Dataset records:
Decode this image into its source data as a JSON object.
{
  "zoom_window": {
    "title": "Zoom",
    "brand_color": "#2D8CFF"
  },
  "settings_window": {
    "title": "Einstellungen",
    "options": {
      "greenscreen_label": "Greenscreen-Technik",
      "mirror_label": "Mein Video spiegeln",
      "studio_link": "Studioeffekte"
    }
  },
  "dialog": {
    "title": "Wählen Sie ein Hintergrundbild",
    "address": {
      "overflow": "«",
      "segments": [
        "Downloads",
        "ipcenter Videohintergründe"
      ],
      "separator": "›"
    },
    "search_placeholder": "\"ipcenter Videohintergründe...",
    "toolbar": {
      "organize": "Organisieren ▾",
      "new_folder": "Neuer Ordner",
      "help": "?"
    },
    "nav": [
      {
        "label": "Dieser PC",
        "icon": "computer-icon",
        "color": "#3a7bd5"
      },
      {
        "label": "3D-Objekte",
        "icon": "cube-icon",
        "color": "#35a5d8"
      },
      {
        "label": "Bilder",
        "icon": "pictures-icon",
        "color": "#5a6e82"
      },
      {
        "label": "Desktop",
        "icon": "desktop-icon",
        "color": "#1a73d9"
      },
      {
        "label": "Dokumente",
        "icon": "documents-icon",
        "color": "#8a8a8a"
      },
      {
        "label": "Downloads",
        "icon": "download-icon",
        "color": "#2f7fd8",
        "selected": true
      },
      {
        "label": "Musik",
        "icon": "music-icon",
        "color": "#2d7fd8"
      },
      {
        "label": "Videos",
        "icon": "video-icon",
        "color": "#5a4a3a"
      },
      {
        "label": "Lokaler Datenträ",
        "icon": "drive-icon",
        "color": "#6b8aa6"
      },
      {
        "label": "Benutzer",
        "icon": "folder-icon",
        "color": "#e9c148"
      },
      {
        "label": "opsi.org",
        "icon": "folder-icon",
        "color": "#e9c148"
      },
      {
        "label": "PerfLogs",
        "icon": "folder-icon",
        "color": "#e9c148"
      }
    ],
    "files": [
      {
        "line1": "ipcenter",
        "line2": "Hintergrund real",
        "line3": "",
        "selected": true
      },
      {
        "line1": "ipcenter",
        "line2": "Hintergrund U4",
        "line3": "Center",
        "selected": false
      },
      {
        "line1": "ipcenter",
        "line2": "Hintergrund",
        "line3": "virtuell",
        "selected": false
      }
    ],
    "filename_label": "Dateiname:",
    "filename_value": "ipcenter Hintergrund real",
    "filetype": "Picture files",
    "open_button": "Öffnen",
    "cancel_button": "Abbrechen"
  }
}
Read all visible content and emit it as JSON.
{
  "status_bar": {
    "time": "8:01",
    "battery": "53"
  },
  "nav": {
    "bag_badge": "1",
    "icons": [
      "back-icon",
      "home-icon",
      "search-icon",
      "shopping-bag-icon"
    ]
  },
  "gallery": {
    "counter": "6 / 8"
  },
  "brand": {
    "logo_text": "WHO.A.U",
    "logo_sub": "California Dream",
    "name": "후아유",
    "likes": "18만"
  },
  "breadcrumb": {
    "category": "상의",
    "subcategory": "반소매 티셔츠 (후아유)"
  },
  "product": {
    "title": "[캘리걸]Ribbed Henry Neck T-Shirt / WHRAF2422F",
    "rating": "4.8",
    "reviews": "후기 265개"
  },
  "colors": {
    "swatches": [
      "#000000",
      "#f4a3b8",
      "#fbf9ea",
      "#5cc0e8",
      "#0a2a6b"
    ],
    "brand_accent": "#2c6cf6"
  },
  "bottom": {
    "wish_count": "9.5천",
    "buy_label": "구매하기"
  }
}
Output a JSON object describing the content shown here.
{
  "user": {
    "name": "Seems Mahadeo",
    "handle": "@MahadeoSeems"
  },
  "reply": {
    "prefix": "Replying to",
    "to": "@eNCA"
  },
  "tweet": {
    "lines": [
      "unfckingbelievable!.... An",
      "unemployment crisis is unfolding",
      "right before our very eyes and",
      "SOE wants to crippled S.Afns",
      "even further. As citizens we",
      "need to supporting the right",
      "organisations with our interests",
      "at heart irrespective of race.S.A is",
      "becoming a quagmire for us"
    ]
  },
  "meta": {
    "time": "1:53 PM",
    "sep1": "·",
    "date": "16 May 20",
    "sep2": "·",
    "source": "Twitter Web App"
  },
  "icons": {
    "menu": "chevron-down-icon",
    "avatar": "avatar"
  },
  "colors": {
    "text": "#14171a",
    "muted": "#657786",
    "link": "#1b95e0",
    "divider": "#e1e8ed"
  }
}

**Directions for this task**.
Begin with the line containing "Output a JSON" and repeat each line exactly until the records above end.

**Reply to the exercise**.
Output a JSON object describing the content shown here.
{
  "user": {
    "name": "Seems Mahadeo",
    "handle": "@MahadeoSeems"
  },
  "reply": {
    "prefix": "Replying to",
    "to": "@eNCA"
  },
  "tweet": {
    "lines": [
      "unfckingbelievable!.... An",
      "unemployment crisis is unfolding",
      "right before our very eyes and",
      "SOE wants to crippled S.Afns",
      "even further. As citizens we",
      "need to supporting the right",
      "organisations with our interests",
      "at heart irrespective of race.S.A is",
      "becoming a quagmire for us"
    ]
  },
  "meta": {
    "time": "1:53 PM",
    "sep1": "·",
    "date": "16 May 20",
    "sep2": "·",
    "source": "Twitter Web App"
  },
  "icons": {
    "menu": "chevron-down-icon",
    "avatar": "avatar"
  },
  "colors": {
    "text": "#14171a",
    "muted": "#657786",
    "link": "#1b95e0",
    "divider": "#e1e8ed"
  }
}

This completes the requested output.